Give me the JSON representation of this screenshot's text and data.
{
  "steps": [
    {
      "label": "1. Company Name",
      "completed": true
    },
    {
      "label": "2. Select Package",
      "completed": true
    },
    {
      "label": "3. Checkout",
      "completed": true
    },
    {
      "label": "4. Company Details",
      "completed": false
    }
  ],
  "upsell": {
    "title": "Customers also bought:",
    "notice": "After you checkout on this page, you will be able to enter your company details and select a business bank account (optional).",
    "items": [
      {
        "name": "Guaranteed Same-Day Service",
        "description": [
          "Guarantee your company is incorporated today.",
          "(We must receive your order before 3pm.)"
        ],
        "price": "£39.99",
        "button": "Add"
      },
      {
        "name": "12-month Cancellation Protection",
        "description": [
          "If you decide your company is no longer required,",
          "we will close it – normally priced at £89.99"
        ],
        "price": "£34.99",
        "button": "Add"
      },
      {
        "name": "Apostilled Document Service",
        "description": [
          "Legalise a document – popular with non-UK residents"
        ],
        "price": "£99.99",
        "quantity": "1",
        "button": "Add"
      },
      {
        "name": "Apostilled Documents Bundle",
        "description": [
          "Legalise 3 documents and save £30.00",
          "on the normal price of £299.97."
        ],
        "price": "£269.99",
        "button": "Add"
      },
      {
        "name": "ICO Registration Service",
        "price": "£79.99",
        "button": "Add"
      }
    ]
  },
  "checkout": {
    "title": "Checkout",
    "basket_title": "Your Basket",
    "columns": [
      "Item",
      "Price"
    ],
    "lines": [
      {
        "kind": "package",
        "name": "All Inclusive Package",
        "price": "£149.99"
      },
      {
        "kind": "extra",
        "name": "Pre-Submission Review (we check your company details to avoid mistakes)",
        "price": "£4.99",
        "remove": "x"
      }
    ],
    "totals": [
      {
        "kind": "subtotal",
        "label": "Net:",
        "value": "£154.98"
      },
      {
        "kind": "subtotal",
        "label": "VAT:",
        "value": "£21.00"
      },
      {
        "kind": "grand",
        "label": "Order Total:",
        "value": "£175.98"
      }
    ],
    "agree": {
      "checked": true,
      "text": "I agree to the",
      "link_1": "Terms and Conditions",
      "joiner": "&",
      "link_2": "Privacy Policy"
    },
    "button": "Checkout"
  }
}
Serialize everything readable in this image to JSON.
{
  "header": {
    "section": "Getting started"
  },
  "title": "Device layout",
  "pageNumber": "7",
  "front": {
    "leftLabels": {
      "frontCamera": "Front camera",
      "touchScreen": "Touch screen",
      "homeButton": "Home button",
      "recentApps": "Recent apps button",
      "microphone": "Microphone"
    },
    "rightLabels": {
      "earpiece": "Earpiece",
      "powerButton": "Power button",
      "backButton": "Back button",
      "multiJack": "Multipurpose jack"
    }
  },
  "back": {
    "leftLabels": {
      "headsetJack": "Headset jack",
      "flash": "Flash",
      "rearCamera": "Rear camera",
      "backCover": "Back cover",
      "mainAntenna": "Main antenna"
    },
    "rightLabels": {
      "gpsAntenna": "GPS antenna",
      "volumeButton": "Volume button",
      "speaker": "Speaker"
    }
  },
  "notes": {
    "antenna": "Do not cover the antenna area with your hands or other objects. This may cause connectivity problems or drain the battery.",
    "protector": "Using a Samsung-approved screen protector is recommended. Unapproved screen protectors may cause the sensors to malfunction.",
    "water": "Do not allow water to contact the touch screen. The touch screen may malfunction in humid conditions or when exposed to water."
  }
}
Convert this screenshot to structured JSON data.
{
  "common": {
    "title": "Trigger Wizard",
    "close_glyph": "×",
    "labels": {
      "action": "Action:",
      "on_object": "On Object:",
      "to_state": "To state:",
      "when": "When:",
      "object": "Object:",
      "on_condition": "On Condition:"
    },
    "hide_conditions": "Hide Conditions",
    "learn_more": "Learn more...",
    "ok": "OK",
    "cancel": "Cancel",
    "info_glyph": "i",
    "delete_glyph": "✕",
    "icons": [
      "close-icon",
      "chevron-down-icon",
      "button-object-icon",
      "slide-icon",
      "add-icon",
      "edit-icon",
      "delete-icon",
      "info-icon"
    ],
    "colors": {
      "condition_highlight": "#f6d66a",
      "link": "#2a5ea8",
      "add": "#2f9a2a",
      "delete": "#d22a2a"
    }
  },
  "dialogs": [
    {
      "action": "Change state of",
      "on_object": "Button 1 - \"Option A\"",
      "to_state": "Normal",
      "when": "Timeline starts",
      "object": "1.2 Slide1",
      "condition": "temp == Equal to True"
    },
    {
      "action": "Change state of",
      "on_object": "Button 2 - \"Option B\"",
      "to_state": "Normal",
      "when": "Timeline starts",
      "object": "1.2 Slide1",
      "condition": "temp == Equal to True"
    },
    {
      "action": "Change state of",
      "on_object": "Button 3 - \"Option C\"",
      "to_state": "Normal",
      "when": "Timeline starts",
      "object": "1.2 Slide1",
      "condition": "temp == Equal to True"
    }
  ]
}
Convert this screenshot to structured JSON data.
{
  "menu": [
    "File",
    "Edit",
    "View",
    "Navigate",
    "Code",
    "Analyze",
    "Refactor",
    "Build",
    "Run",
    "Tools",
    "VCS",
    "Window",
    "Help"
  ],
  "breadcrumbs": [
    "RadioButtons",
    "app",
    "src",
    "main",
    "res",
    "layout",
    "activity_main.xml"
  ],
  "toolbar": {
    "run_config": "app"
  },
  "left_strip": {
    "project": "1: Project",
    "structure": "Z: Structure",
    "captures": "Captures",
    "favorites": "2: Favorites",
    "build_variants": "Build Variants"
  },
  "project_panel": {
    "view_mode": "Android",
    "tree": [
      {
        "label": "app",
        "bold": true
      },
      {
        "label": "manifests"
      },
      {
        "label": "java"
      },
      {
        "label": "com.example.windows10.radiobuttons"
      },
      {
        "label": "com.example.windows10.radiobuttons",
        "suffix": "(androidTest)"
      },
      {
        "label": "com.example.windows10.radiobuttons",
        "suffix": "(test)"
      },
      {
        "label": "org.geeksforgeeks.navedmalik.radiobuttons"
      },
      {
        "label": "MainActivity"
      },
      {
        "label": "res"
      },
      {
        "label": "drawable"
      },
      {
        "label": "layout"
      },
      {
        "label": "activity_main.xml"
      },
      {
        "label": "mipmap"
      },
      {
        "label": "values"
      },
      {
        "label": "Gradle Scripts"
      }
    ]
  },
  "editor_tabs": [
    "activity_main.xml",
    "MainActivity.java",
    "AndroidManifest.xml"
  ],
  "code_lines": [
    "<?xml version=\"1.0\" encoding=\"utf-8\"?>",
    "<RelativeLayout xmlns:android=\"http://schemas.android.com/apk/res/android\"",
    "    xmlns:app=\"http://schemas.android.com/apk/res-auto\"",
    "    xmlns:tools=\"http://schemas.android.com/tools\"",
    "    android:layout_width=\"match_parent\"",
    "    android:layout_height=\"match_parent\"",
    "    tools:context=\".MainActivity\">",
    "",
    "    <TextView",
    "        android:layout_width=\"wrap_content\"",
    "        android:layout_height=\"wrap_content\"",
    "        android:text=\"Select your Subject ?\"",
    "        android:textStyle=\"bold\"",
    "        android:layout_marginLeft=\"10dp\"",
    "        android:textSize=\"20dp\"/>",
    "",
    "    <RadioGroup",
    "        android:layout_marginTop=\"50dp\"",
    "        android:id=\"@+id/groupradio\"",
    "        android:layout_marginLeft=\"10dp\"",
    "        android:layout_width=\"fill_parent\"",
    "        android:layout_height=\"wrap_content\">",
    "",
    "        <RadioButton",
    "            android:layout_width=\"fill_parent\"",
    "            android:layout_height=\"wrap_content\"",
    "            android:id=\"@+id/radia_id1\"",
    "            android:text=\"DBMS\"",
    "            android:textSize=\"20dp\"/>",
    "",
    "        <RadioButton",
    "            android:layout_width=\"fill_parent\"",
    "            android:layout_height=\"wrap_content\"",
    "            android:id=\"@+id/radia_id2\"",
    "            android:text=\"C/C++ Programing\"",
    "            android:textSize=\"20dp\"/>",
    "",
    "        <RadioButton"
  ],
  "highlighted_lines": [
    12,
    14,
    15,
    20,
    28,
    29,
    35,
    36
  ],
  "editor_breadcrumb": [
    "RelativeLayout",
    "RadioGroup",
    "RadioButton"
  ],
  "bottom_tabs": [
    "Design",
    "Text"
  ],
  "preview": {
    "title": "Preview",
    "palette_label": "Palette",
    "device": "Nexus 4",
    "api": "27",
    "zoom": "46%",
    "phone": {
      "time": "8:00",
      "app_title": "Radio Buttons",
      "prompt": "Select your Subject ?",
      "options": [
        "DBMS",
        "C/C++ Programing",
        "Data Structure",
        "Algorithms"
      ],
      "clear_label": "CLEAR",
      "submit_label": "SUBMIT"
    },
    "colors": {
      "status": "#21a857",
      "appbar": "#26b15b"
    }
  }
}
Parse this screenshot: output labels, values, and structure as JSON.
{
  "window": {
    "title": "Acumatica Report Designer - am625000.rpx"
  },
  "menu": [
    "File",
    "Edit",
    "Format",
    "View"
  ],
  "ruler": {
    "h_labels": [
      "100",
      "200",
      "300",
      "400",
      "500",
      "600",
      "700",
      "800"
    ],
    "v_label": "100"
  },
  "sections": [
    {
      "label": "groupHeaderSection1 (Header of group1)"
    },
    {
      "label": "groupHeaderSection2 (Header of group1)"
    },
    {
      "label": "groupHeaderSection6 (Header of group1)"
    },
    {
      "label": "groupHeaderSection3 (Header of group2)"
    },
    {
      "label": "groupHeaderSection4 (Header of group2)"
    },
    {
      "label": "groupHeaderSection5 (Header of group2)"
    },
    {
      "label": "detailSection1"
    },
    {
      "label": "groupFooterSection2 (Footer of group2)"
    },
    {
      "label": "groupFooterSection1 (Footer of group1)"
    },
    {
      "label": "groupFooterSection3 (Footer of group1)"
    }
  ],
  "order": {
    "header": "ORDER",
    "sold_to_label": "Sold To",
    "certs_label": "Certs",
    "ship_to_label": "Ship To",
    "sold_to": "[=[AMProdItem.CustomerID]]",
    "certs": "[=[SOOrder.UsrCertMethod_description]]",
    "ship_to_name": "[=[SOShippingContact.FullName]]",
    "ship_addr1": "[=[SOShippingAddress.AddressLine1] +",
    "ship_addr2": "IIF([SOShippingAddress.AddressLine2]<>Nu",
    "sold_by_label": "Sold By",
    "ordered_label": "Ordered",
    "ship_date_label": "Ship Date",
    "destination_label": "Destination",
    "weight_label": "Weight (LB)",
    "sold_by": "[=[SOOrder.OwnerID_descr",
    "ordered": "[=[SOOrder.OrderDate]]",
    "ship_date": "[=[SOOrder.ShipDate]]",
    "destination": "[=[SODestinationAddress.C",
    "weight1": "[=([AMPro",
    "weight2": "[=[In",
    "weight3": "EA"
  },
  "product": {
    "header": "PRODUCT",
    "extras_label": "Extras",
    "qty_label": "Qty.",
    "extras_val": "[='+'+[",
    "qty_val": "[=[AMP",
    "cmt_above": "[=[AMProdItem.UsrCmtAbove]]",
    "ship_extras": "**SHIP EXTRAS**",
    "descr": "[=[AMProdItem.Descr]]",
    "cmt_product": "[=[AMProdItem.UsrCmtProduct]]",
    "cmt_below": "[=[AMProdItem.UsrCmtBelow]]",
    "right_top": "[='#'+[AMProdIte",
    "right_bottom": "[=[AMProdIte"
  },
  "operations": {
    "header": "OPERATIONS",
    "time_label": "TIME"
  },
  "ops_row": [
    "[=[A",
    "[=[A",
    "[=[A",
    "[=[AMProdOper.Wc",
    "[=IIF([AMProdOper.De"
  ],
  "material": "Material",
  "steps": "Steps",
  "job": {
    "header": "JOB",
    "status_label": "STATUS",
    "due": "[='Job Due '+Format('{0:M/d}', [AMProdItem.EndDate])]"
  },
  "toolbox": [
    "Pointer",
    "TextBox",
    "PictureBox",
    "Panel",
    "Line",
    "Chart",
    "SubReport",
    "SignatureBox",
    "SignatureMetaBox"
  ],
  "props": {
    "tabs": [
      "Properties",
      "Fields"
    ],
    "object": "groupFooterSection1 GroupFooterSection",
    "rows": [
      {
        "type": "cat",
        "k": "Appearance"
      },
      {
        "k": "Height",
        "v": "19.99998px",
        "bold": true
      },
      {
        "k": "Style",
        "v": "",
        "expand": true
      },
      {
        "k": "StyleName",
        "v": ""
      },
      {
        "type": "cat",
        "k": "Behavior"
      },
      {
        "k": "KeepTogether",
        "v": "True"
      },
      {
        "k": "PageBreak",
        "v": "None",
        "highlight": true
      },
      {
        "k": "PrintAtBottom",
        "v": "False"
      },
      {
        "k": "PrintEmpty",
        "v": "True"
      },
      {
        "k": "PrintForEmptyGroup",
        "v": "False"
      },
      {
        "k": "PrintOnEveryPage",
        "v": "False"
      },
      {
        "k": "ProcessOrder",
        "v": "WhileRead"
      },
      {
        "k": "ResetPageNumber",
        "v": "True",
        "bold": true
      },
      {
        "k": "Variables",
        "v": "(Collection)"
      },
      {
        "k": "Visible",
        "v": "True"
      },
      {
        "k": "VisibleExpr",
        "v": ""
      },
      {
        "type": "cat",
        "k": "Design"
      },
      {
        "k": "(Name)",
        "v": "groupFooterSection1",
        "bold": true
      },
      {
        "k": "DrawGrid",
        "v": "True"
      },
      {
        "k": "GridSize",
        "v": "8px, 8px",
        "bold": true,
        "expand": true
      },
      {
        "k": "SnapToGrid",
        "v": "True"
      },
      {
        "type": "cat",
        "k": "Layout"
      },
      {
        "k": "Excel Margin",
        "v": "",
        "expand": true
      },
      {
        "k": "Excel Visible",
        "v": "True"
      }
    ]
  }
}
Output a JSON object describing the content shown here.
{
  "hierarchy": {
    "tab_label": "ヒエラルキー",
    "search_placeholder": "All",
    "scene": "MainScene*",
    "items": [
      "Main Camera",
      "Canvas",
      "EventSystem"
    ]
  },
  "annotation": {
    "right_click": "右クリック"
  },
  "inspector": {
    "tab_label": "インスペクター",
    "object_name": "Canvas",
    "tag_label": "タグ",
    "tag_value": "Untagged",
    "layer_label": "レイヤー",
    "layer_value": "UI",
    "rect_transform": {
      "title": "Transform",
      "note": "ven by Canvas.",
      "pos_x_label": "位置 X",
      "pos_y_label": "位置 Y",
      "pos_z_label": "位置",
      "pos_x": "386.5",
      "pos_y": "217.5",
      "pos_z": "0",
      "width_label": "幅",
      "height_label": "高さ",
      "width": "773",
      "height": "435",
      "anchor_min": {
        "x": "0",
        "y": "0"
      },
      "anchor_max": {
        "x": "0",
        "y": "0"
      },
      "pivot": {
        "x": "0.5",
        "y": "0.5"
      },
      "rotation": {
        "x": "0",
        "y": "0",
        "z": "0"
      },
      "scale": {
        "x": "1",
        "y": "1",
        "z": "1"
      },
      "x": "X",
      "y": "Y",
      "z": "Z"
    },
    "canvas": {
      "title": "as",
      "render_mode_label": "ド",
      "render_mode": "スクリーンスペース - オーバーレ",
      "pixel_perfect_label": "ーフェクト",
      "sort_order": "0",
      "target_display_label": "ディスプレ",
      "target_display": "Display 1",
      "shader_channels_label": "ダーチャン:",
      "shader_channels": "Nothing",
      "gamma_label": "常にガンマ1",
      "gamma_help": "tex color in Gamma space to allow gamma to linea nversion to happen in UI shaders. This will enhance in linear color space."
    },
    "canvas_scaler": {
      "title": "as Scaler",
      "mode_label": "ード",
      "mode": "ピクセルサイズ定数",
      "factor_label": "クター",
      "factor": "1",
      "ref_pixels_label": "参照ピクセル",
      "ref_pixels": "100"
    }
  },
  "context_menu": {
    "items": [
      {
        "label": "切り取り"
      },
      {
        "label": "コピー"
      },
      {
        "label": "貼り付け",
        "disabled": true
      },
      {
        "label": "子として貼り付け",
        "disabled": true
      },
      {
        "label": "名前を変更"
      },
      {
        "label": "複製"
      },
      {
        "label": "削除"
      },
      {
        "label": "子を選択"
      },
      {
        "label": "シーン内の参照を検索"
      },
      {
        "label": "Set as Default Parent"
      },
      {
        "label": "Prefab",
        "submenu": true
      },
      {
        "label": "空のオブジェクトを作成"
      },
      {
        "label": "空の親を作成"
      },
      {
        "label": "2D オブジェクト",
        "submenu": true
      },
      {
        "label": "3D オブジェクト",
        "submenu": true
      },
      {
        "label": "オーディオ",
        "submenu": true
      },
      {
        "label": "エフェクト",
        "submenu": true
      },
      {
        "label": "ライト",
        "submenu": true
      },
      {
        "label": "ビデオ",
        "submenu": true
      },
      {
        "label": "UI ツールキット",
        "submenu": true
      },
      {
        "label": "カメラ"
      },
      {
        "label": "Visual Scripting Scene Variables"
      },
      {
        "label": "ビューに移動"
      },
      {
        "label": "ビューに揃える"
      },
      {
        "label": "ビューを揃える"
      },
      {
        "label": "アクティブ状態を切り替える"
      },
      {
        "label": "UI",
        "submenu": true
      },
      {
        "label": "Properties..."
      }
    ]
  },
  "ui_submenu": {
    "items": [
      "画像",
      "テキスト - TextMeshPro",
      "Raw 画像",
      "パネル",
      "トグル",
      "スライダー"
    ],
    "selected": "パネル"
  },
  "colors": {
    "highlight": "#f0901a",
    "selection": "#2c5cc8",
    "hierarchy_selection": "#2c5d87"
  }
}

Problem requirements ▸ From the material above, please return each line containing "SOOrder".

Task answer ▸
    "certs": "[=[SOOrder.UsrCertMethod_description]]",
    "sold_by": "[=[SOOrder.OwnerID_descr",
    "ordered": "[=[SOOrder.OrderDate]]",
    "ship_date": "[=[SOOrder.ShipDate]]",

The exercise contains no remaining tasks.